(Author) Attorney

Outside of base salary, what are the different forms of compensation one can expect to encounter when looking to go in-house? To what extent are these negotiable in a Fortune 500 company? Which forms are worth negotiating, and which (if any) should one be skeptical of?

General Counsel Responses:

  • I've had stock options at one company I worked at, and restricted stock units (RSUs) at another. In my experience, I was granted stock options at a private company planning to go public. You need to wait for your stock options to vest, and then pay in separately to actually exercise your stock options (at a -- what I understand is a low/favorable -- rate set by contract). Once you pay to exercise your options, you can't get that money back unless and until the company goes public. So, it's basically a wager/Monopoly money that's worthless and you can't touch them until they do. RSUs are automatically granted to you over the applicable vesting period/generally a guaranteed payout of some amount, subject to what the stock is worth after the options vest and you can sell them.

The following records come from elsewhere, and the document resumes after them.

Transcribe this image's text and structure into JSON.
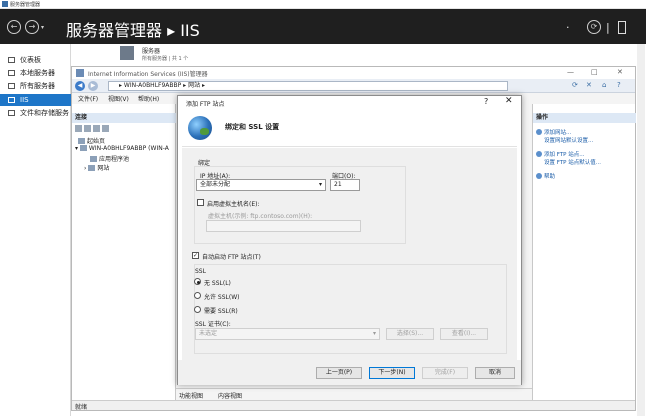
{
  "window_title": "服务器管理器",
  "header": {
    "breadcrumb": "服务器管理器 ▸ IIS",
    "back_icon": "arrow-left-icon",
    "refresh_icon": "refresh-icon",
    "flag_icon": "flag-icon"
  },
  "sidebar": {
    "items": [
      {
        "label": "仪表板"
      },
      {
        "label": "本地服务器"
      },
      {
        "label": "所有服务器"
      },
      {
        "label": "IIS"
      },
      {
        "label": "文件和存储服务"
      }
    ]
  },
  "servers_tile": {
    "title": "服务器",
    "subtitle": "所有服务器 | 共 1 个"
  },
  "iis": {
    "title": "Internet Information Services (IIS)管理器",
    "address": "▸ WIN-A0BHLF9ABBP ▸ 网站 ▸",
    "menu": [
      "文件(F)",
      "视图(V)",
      "帮助(H)"
    ],
    "connections_header": "连接",
    "tree": [
      "起始页",
      "WIN-A0BHLF9ABBP (WIN-A",
      "应用程序池",
      "网站"
    ],
    "actions_header": "操作",
    "actions": [
      "添加网站...",
      "设置网站默认设置...",
      "添加 FTP 站点...",
      "设置 FTP 站点默认值...",
      "帮助"
    ],
    "bottom_tabs": [
      "功能视图",
      "内容视图"
    ],
    "status": "就绪"
  },
  "dialog": {
    "title": "添加 FTP 站点",
    "help": "?",
    "close": "✕",
    "banner_title": "绑定和 SSL 设置",
    "binding_label": "绑定",
    "ip_label": "IP 地址(A):",
    "ip_value": "全部未分配",
    "port_label": "端口(O):",
    "port_value": "21",
    "vhost_checkbox": "启用虚拟主机名(E):",
    "vhost_label": "虚拟主机(示例: ftp.contoso.com)(H):",
    "vhost_value": "",
    "autostart_checkbox": "自动启动 FTP 站点(T)",
    "ssl_label": "SSL",
    "ssl_options": [
      "无 SSL(L)",
      "允许 SSL(W)",
      "需要 SSL(R)"
    ],
    "cert_label": "SSL 证书(C):",
    "cert_value": "未选定",
    "select_btn": "选择(S)...",
    "view_btn": "查看(I)...",
    "prev_btn": "上一页(P)",
    "next_btn": "下一步(N)",
    "finish_btn": "完成(F)",
    "cancel_btn": "取消"
  }
}
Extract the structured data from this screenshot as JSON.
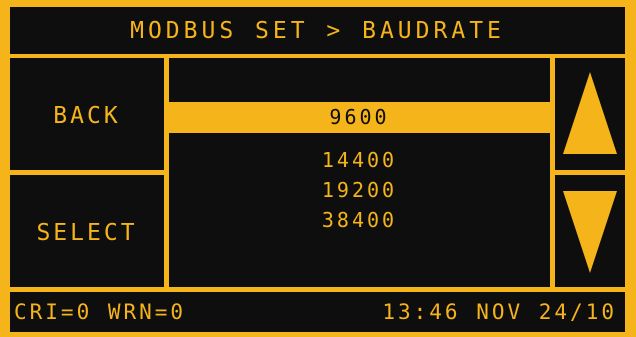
{
  "header": {
    "title": "MODBUS SET > BAUDRATE"
  },
  "buttons": {
    "back": "BACK",
    "select": "SELECT"
  },
  "list": {
    "items": [
      "9600",
      "14400",
      "19200",
      "38400"
    ],
    "selected_index": 0
  },
  "scroll": {
    "up_icon": "arrow-up-icon",
    "down_icon": "arrow-down-icon"
  },
  "status": {
    "alarms": "CRI=0 WRN=0",
    "datetime": "13:46 NOV 24/10"
  },
  "colors": {
    "accent": "#f5b41a",
    "background": "#0e0e0e"
  }
}
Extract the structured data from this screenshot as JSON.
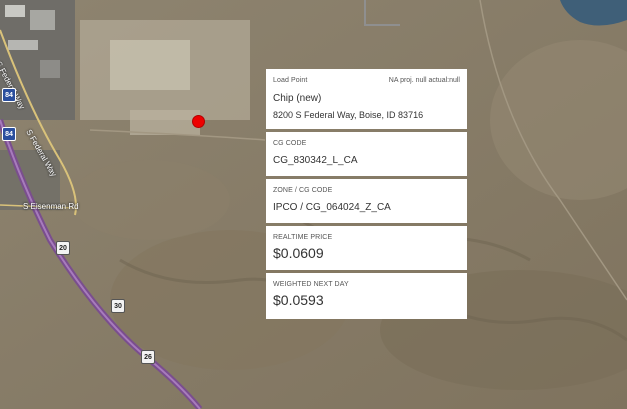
{
  "map": {
    "roads": {
      "federal_way_1": "S Federal Way",
      "federal_way_2": "S Federal Way",
      "eisenman": "S Eisenman Rd"
    },
    "shields": {
      "i84_a": "84",
      "i84_b": "84",
      "r20": "20",
      "r30": "30",
      "r26": "26"
    },
    "marker_color": "#ee0000"
  },
  "panel": {
    "load_point": {
      "label": "Load Point",
      "meta": "NA proj. null actual:null",
      "name": "Chip (new)",
      "address": "8200 S Federal Way, Boise, ID 83716"
    },
    "cg_code": {
      "label": "CG CODE",
      "value": "CG_830342_L_CA"
    },
    "zone": {
      "label": "ZONE / CG CODE",
      "value": "IPCO / CG_064024_Z_CA"
    },
    "realtime": {
      "label": "REALTIME PRICE",
      "value": "$0.0609"
    },
    "weighted": {
      "label": "WEIGHTED NEXT DAY",
      "value": "$0.0593"
    }
  }
}
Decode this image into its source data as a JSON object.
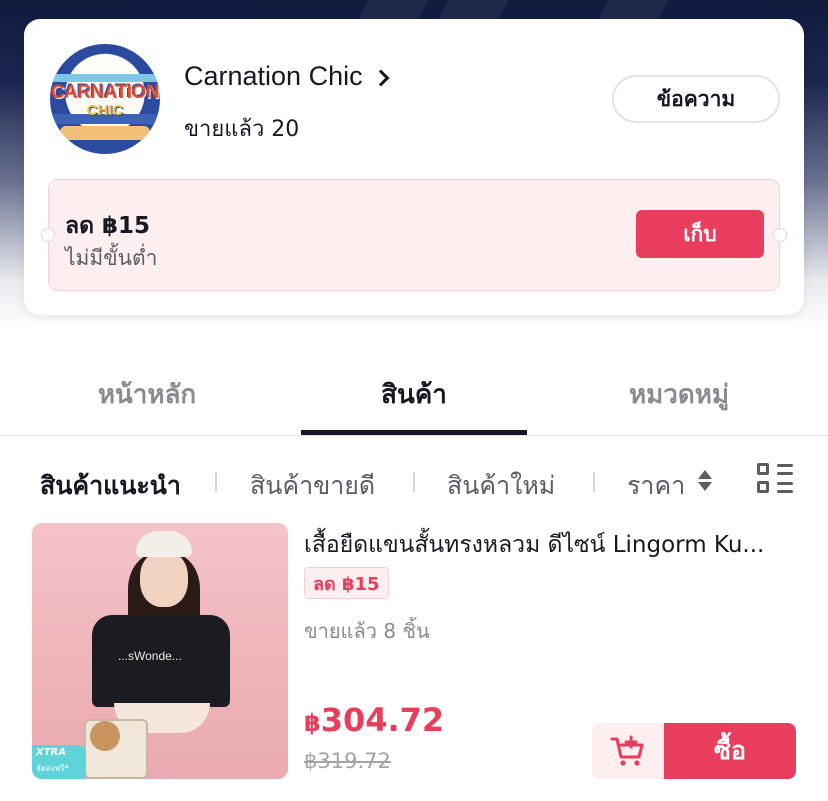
{
  "shop": {
    "avatar_logo_line1": "CARNATION",
    "avatar_logo_line2": "CHIC",
    "name": "Carnation Chic",
    "sold_total": "ขายแล้ว 20",
    "message_label": "ข้อความ"
  },
  "voucher": {
    "title": "ลด ฿15",
    "subtitle": "ไม่มีขั้นต่ำ",
    "collect_label": "เก็บ"
  },
  "tabs": [
    {
      "label": "หน้าหลัก",
      "active": false
    },
    {
      "label": "สินค้า",
      "active": true
    },
    {
      "label": "หมวดหมู่",
      "active": false
    }
  ],
  "subnav": {
    "recommended": "สินค้าแนะนำ",
    "best_selling": "สินค้าขายดี",
    "new": "สินค้าใหม่",
    "price": "ราคา"
  },
  "product": {
    "title": "เสื้อยืดแขนสั้นทรงหลวม ดีไซน์ Lingorm Ku...",
    "discount_badge": "ลด ฿15",
    "sold": "ขายแล้ว 8 ชิ้น",
    "currency": "฿",
    "price": "304.72",
    "original_price": "฿319.72",
    "buy_label": "ซื้อ",
    "badge_xtra": "XTRA",
    "badge_xtra_sub": "จัดส่งฟรี*",
    "shirt_print": "...sWonde..."
  },
  "colors": {
    "accent": "#e83d5c",
    "accent_light": "#fdeef0",
    "text": "#161823",
    "muted": "#8a8b91"
  },
  "icons": [
    "chevron-right-icon",
    "sort-icon",
    "grid-list-icon",
    "add-to-cart-icon"
  ]
}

  • Vacation. Everything is negotiable within the level you are slotted at. If you are a counsel or senior counsel, those targets for compensation are different. Then they may have counsel levels a, b, c or 1,2,3 based on years of experience or skill set. It’s their problem not yours, but you have to convince them that you deserve higher.

Counsel Responses:

  • Signing bonus, equity grants, RSUs, annual bonus - it's all negotiable.

  • I can't pretend to know enough to provide a decent answer here! I'm still learning myself.

  • It will depend on the company but I’ve had MANY stock options expire out of the money. With RSU’s you always get something and they beat automatically, so it’s not a timing risk that you have to deal with. I definitely prefer RSU’s. But if my company were more stable (it's a very cyclical industry plus the company had had some issues) options might be better. It's definitely a much different situation with a private company. The risk that it will never go public is a huge concern. If it’s a public company you don’t have to go out of pocket on options. Typically you exercise and sell at the same time and they just deposit the difference between the sale and buy price.

  • When we went public, we switched to RSUs. In my case, the value of my options is multiples of my RSUs. When I leave this company, it will either be for MUCH greater cash compensation or stock options. Because options are a bit risky, there tends to be more upside potential.

  • Bigger companies tend to have set rules on what and how much you get. They may be not very negotiable at all - but that’s a much bigger issue after you’re in the door. Generally compensation is Base (salary), short-term incentive (annual bonus) plus long-term incentives (restricted stock units, bonus and maybe performance units). We have specific written guidance for what you get depending on your pay grade.

Attorney and Associate Responses:

  • Baby lawyer here. What’s better, RSUs or stock options?

In-house? Be a part of the conversation on Fishbowl (anonymous).